Check each line of the data below for the word "price", then extract the ones that have it.

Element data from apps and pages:
* * * * * * * * *

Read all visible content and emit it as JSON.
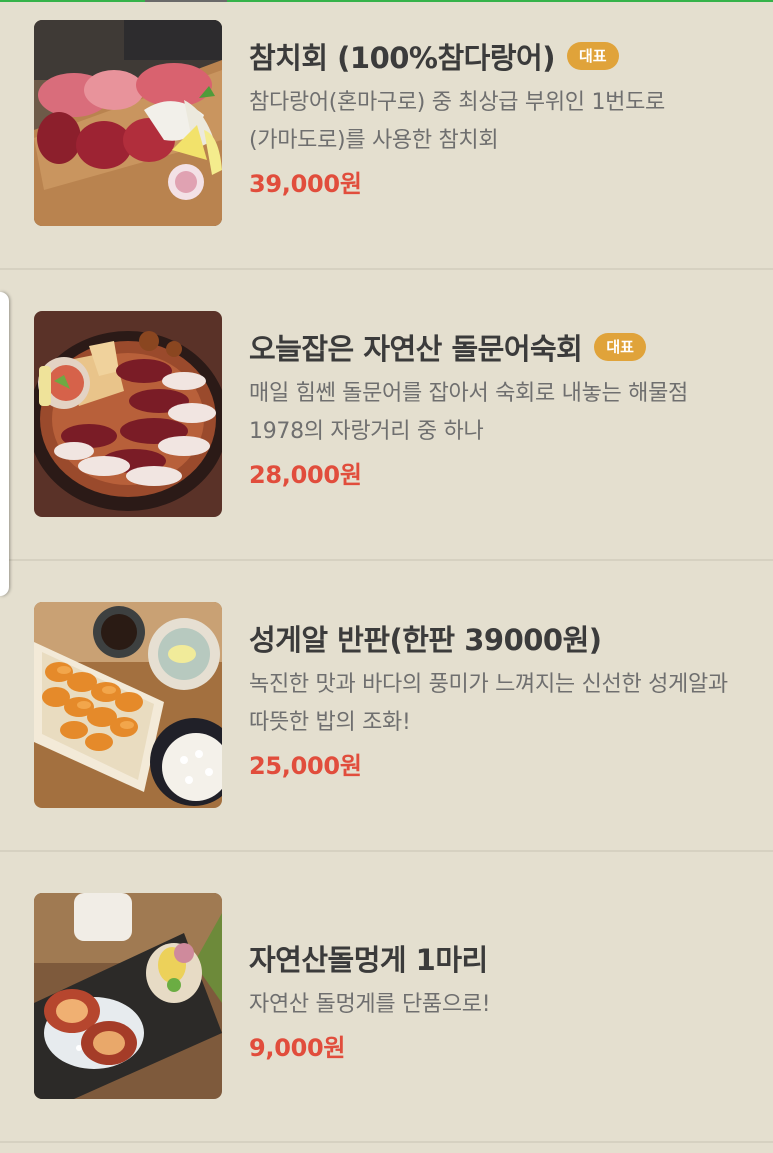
{
  "menu": [
    {
      "name": "참치회 (100%참다랑어)",
      "badge": "대표",
      "description": "참다랑어(혼마구로) 중 최상급 부위인 1번도로(가마도로)를 사용한 참치회",
      "price": "39,000원",
      "photo_icon": "tuna-sashimi-photo"
    },
    {
      "name": "오늘잡은 자연산 돌문어숙회",
      "badge": "대표",
      "description": "매일 힘쎈 돌문어를 잡아서 숙회로 내놓는 해물점 1978의 자랑거리 중 하나",
      "price": "28,000원",
      "photo_icon": "octopus-platter-photo"
    },
    {
      "name": "성게알 반판(한판 39000원)",
      "badge": "",
      "description": "녹진한 맛과 바다의 풍미가 느껴지는 신선한 성게알과 따뜻한 밥의 조화!",
      "price": "25,000원",
      "photo_icon": "sea-urchin-photo"
    },
    {
      "name": "자연산돌멍게 1마리",
      "badge": "",
      "description": "자연산 돌멍게를 단품으로!",
      "price": "9,000원",
      "photo_icon": "sea-squirt-photo"
    }
  ],
  "colors": {
    "background": "#e4dfcf",
    "title": "#3b3b3b",
    "description": "#6f6f6f",
    "price": "#e14d3c",
    "badge": "#e0a33a",
    "top_accent": "#35b34a"
  }
}
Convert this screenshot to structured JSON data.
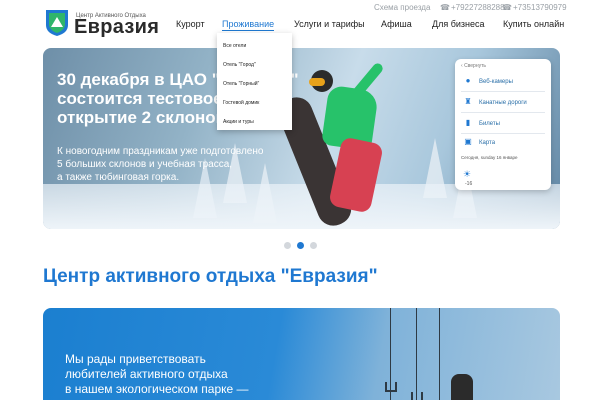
{
  "header": {
    "logo_subtitle": "Центр Активного Отдыха",
    "logo_name": "Евразия",
    "top_links": {
      "route": "Схема проезда",
      "phone1": "+79227288288",
      "phone2": "+73513790979"
    },
    "nav": [
      {
        "label": "Курорт"
      },
      {
        "label": "Проживание"
      },
      {
        "label": "Услуги и тарифы"
      },
      {
        "label": "Афиша"
      },
      {
        "label": "Для бизнеса"
      },
      {
        "label": "Купить онлайн"
      }
    ],
    "active_nav": "Проживание"
  },
  "dropdown": {
    "items": [
      "Все отели",
      "Отель \"Город\"",
      "Отель \"Горный\"",
      "Гостевой домик",
      "Акции и туры"
    ]
  },
  "hero": {
    "title_lines": [
      "30 декабря в ЦАО \"Евразия\"",
      "состоится тестовое",
      "открытие 2 склонов"
    ],
    "text_lines": [
      "К новогодним праздникам уже подготовлено",
      "5 больших склонов и учебная трасса,",
      "а также тюбинговая горка."
    ]
  },
  "panel": {
    "back": "Свернуть",
    "items": [
      {
        "label": "Веб-камеры",
        "icon": "pin-icon"
      },
      {
        "label": "Канатные дороги",
        "icon": "lift-icon"
      },
      {
        "label": "Билеты",
        "icon": "ticket-icon"
      },
      {
        "label": "Карта",
        "icon": "map-icon"
      }
    ],
    "weather_label": "Сегодня, sunday 16 январе",
    "temperature": "-16"
  },
  "slider": {
    "count": 3,
    "active": 1
  },
  "section_title": "Центр активного отдыха \"Евразия\"",
  "banner": {
    "text_lines": [
      "Мы рады приветствовать",
      "любителей активного отдыха",
      "в нашем экологическом парке —"
    ]
  },
  "colors": {
    "accent": "#1f78d1",
    "text": "#222222"
  }
}
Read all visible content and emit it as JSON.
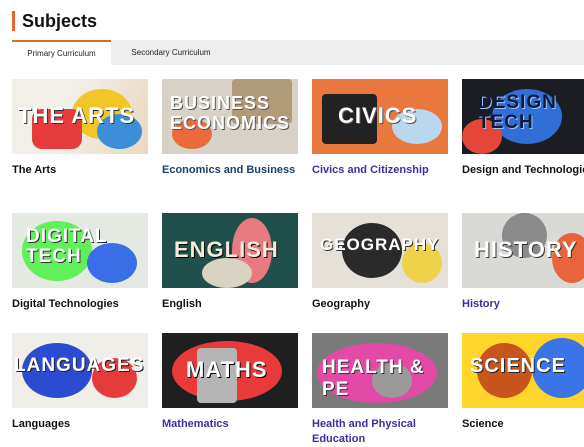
{
  "header": {
    "title": "Subjects"
  },
  "tabs": [
    {
      "label": "Primary Curriculum",
      "active": true
    },
    {
      "label": "Secondary Curriculum",
      "active": false
    }
  ],
  "accent_color": "#e8662b",
  "cards": [
    {
      "label": "The Arts",
      "thumb_text": "THE ARTS"
    },
    {
      "label": "Economics and Business",
      "thumb_text": "BUSINESS ECONOMICS"
    },
    {
      "label": "Civics and Citizenship",
      "thumb_text": "CIVICS"
    },
    {
      "label": "Design and Technologies",
      "thumb_text": "DESIGN TECH"
    },
    {
      "label": "Digital Technologies",
      "thumb_text": "DIGITAL TECH"
    },
    {
      "label": "English",
      "thumb_text": "ENGLISH"
    },
    {
      "label": "Geography",
      "thumb_text": "GEOGRAPHY"
    },
    {
      "label": "History",
      "thumb_text": "HISTORY"
    },
    {
      "label": "Languages",
      "thumb_text": "LANGUAGES"
    },
    {
      "label": "Mathematics",
      "thumb_text": "MATHS"
    },
    {
      "label": "Health and Physical Education",
      "thumb_text": "HEALTH & PE"
    },
    {
      "label": "Science",
      "thumb_text": "SCIENCE"
    }
  ]
}
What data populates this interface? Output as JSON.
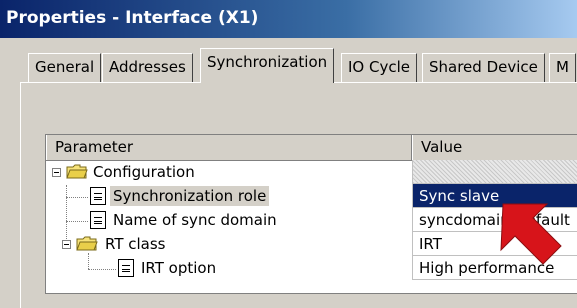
{
  "window": {
    "title": "Properties - Interface (X1)"
  },
  "tabs": [
    {
      "label": "General"
    },
    {
      "label": "Addresses"
    },
    {
      "label": "Synchronization"
    },
    {
      "label": "IO Cycle"
    },
    {
      "label": "Shared Device"
    },
    {
      "label": "M"
    }
  ],
  "grid": {
    "columns": {
      "parameter": "Parameter",
      "value": "Value"
    },
    "rows": [
      {
        "parameter": "Configuration",
        "value": ""
      },
      {
        "parameter": "Synchronization role",
        "value": "Sync slave"
      },
      {
        "parameter": "Name of sync domain",
        "value": "syncdomain_default"
      },
      {
        "parameter": "RT class",
        "value": "IRT"
      },
      {
        "parameter": "IRT option",
        "value": "High performance"
      }
    ]
  },
  "colors": {
    "selection": "#0a246a",
    "arrow": "#d7141a",
    "titlebar": "#0a246a"
  },
  "icons": [
    "folder-icon",
    "document-icon",
    "red-arrow-annotation"
  ]
}
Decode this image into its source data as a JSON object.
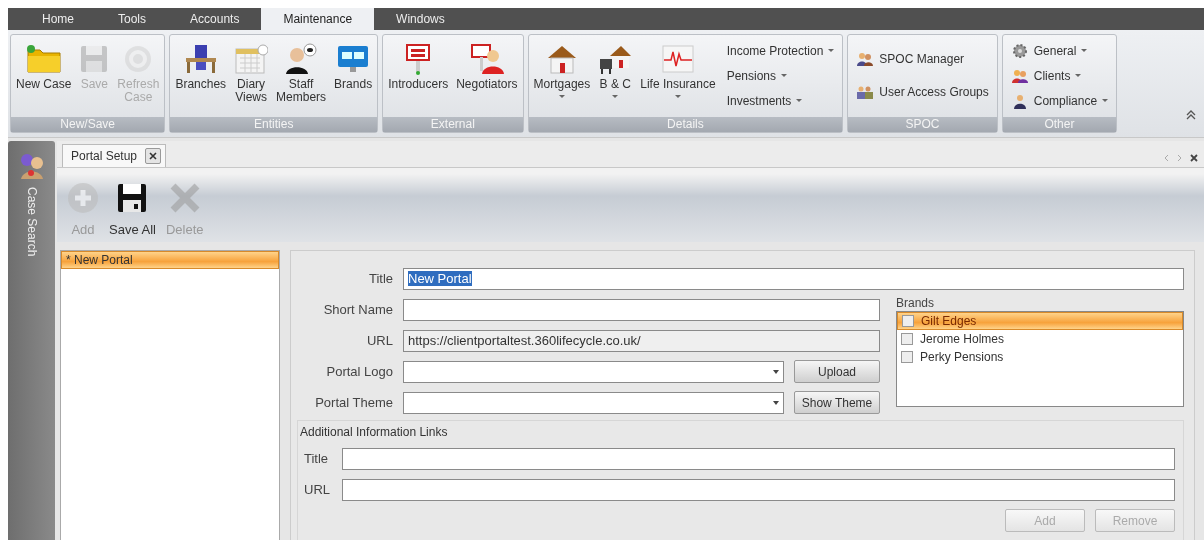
{
  "menu_tabs": [
    {
      "label": "Home",
      "selected": false
    },
    {
      "label": "Tools",
      "selected": false
    },
    {
      "label": "Accounts",
      "selected": false
    },
    {
      "label": "Maintenance",
      "selected": true
    },
    {
      "label": "Windows",
      "selected": false
    }
  ],
  "ribbon": {
    "groups": [
      {
        "title": "New/Save",
        "items": [
          {
            "kind": "large",
            "lines": [
              "New Case"
            ],
            "disabled": false,
            "dropdown": false
          },
          {
            "kind": "large",
            "lines": [
              "Save"
            ],
            "disabled": true,
            "dropdown": false
          },
          {
            "kind": "large",
            "lines": [
              "Refresh",
              "Case"
            ],
            "disabled": true,
            "dropdown": false
          }
        ]
      },
      {
        "title": "Entities",
        "items": [
          {
            "kind": "large",
            "lines": [
              "Branches"
            ],
            "disabled": false,
            "dropdown": false
          },
          {
            "kind": "large",
            "lines": [
              "Diary",
              "Views"
            ],
            "disabled": false,
            "dropdown": false
          },
          {
            "kind": "large",
            "lines": [
              "Staff",
              "Members"
            ],
            "disabled": false,
            "dropdown": false
          },
          {
            "kind": "large",
            "lines": [
              "Brands"
            ],
            "disabled": false,
            "dropdown": false
          }
        ]
      },
      {
        "title": "External",
        "items": [
          {
            "kind": "large",
            "lines": [
              "Introducers"
            ],
            "disabled": false,
            "dropdown": false
          },
          {
            "kind": "large",
            "lines": [
              "Negotiators"
            ],
            "disabled": false,
            "dropdown": false
          }
        ]
      },
      {
        "title": "Details",
        "items": [
          {
            "kind": "large",
            "lines": [
              "Mortgages"
            ],
            "disabled": false,
            "dropdown": true
          },
          {
            "kind": "large",
            "lines": [
              "B & C"
            ],
            "disabled": false,
            "dropdown": true
          },
          {
            "kind": "large",
            "lines": [
              "Life Insurance"
            ],
            "disabled": false,
            "dropdown": true
          },
          {
            "kind": "small",
            "lines": [
              "Income Protection"
            ],
            "disabled": false,
            "dropdown": true
          },
          {
            "kind": "small",
            "lines": [
              "Pensions"
            ],
            "disabled": false,
            "dropdown": true
          },
          {
            "kind": "small",
            "lines": [
              "Investments"
            ],
            "disabled": false,
            "dropdown": true
          }
        ]
      },
      {
        "title": "SPOC",
        "items": [
          {
            "kind": "small",
            "lines": [
              "SPOC Manager"
            ],
            "disabled": false,
            "dropdown": false
          },
          {
            "kind": "small",
            "lines": [
              "User Access Groups"
            ],
            "disabled": false,
            "dropdown": false
          }
        ]
      },
      {
        "title": "Other",
        "items": [
          {
            "kind": "small",
            "lines": [
              "General"
            ],
            "disabled": false,
            "dropdown": true
          },
          {
            "kind": "small",
            "lines": [
              "Clients"
            ],
            "disabled": false,
            "dropdown": true
          },
          {
            "kind": "small",
            "lines": [
              "Compliance"
            ],
            "disabled": false,
            "dropdown": true
          }
        ]
      }
    ]
  },
  "side_panel": {
    "label": "Case Search"
  },
  "document_tabs": [
    {
      "label": "Portal Setup",
      "selected": true
    }
  ],
  "toolbar": [
    {
      "label": "Add",
      "disabled": true
    },
    {
      "label": "Save All",
      "disabled": false
    },
    {
      "label": "Delete",
      "disabled": true
    }
  ],
  "portal_list": [
    {
      "label": "* New Portal",
      "selected": true
    }
  ],
  "form": {
    "fields": [
      {
        "label": "Title",
        "kind": "text",
        "value": "New Portal",
        "text_selected": true
      },
      {
        "label": "Short Name",
        "kind": "text"
      },
      {
        "label": "URL",
        "kind": "readonly",
        "value": "https://clientportaltest.360lifecycle.co.uk/"
      },
      {
        "label": "Portal Logo",
        "kind": "combo",
        "button": "Upload"
      },
      {
        "label": "Portal Theme",
        "kind": "combo",
        "button": "Show Theme"
      }
    ],
    "brands": {
      "title": "Brands",
      "items": [
        {
          "label": "Gilt Edges",
          "checked": false,
          "selected": true
        },
        {
          "label": "Jerome Holmes",
          "checked": false,
          "selected": false
        },
        {
          "label": "Perky Pensions",
          "checked": false,
          "selected": false
        }
      ]
    },
    "links": {
      "title": "Additional Information Links",
      "fields": [
        {
          "label": "Title"
        },
        {
          "label": "URL"
        }
      ],
      "buttons": [
        {
          "label": "Add",
          "disabled": true
        },
        {
          "label": "Remove",
          "disabled": true
        }
      ]
    }
  }
}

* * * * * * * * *

▶ _RESPONSE TO THE TASK_
      "price": "39,000원",
      "price": "28,000원",
      "price": "25,000원",
      "price": "9,000원",
    "price": "#e14d3c",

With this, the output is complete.